◆ Input data ◆
---*---
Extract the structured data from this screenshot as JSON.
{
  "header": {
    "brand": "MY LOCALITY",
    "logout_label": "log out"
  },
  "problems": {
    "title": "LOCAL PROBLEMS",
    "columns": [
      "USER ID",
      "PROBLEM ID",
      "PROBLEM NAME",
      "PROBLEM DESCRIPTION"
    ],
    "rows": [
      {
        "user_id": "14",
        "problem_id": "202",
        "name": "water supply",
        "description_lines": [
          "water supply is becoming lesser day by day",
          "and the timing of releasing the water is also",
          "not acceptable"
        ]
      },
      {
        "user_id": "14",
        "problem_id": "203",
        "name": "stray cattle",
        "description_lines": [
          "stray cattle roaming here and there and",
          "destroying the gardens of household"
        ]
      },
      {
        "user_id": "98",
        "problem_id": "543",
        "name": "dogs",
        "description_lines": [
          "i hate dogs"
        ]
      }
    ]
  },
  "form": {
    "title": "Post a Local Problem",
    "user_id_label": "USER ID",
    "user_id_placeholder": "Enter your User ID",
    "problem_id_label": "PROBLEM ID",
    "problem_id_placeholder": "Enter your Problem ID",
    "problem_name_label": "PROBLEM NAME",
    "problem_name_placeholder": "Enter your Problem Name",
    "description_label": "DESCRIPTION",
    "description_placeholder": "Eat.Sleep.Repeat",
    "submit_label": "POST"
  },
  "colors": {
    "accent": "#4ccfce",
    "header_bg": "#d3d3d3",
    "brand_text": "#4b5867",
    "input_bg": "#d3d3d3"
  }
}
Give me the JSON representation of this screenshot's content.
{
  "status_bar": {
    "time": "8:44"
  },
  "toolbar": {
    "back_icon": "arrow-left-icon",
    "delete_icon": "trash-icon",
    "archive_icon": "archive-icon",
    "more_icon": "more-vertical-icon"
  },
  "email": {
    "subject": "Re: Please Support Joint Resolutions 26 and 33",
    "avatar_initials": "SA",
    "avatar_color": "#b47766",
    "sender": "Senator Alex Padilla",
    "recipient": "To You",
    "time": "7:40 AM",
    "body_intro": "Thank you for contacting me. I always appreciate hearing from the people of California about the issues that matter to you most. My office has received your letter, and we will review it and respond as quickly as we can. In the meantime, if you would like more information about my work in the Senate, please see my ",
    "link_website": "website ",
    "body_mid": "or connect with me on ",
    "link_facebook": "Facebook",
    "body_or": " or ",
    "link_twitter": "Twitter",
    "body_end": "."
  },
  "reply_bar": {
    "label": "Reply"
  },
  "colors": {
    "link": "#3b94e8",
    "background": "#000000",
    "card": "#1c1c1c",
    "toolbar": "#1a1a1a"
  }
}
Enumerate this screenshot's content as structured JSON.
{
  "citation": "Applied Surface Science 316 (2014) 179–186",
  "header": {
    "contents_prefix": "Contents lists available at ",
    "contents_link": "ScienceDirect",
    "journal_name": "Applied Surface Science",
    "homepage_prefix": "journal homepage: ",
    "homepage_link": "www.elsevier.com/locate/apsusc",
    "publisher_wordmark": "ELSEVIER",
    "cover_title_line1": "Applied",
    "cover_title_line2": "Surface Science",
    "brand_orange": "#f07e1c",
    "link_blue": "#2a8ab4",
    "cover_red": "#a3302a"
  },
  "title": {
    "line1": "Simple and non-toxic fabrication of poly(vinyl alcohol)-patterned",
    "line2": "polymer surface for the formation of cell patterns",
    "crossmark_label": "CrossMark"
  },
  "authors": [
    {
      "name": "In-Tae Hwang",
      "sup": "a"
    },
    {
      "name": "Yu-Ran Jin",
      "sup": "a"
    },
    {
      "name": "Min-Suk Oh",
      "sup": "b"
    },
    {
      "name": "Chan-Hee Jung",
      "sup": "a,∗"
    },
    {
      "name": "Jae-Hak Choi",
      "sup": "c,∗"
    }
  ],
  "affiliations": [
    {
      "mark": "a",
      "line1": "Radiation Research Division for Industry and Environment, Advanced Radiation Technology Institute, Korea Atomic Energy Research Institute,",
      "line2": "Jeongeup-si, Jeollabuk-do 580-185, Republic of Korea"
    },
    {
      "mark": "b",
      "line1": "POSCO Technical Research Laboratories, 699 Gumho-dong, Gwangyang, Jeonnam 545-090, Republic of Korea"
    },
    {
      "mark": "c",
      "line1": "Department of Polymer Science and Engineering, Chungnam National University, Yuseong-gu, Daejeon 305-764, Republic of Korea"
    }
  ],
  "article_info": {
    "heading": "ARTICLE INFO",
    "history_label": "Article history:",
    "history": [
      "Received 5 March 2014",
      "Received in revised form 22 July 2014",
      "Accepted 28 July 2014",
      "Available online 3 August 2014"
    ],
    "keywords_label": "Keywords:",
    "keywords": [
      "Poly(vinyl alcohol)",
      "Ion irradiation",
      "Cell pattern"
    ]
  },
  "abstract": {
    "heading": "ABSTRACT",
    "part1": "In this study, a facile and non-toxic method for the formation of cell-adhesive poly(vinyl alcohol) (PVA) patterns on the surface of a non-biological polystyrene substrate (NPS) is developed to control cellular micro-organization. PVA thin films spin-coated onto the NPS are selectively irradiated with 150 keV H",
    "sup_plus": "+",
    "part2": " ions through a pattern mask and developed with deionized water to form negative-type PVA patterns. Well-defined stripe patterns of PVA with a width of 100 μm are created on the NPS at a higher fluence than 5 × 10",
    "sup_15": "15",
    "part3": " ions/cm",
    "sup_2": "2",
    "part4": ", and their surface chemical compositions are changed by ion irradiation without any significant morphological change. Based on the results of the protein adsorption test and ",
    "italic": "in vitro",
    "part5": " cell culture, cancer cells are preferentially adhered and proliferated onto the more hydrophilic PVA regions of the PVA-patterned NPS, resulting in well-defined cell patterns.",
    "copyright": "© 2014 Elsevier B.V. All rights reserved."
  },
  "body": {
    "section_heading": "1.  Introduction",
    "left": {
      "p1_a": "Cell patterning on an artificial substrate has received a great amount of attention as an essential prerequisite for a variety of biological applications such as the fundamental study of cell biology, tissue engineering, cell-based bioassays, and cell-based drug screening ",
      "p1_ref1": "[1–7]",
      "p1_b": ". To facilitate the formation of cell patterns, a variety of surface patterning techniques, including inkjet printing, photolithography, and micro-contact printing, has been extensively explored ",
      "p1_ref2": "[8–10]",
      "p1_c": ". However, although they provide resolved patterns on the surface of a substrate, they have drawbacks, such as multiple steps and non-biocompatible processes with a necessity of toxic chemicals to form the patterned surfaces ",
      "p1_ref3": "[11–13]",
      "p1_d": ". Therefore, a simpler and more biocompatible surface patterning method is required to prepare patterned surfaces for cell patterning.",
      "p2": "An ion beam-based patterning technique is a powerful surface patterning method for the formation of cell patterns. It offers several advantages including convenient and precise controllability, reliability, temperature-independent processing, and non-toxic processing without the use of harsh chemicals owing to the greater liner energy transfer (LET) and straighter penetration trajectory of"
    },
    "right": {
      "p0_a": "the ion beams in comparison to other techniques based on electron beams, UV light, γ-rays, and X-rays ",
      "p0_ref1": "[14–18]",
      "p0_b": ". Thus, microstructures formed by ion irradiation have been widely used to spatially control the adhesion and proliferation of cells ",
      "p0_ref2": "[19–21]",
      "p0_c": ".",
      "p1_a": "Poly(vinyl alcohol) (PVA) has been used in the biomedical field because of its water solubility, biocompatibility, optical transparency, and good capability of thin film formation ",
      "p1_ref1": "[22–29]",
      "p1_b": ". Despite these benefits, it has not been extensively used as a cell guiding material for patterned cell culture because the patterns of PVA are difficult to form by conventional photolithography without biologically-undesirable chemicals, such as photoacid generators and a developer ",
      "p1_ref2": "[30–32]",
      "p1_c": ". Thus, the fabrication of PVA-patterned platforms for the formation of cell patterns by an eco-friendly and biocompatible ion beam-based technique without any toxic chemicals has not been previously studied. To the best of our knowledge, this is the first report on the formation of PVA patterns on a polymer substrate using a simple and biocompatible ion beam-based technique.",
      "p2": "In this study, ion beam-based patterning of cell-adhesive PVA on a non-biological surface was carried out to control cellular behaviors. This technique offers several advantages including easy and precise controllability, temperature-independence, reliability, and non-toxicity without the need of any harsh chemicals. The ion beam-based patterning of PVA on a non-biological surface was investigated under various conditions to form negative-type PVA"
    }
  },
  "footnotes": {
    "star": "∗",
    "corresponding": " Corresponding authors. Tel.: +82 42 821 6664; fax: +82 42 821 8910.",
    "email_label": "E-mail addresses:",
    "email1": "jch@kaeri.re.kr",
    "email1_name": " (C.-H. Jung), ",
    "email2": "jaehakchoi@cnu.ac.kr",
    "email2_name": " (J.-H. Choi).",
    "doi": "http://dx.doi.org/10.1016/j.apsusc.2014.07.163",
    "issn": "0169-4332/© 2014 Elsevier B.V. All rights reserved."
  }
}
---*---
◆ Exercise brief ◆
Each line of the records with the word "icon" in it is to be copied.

◆ Solution to the exercise ◆
    "back_icon": "arrow-left-icon",
    "delete_icon": "trash-icon",
    "archive_icon": "archive-icon",
    "more_icon": "more-vertical-icon"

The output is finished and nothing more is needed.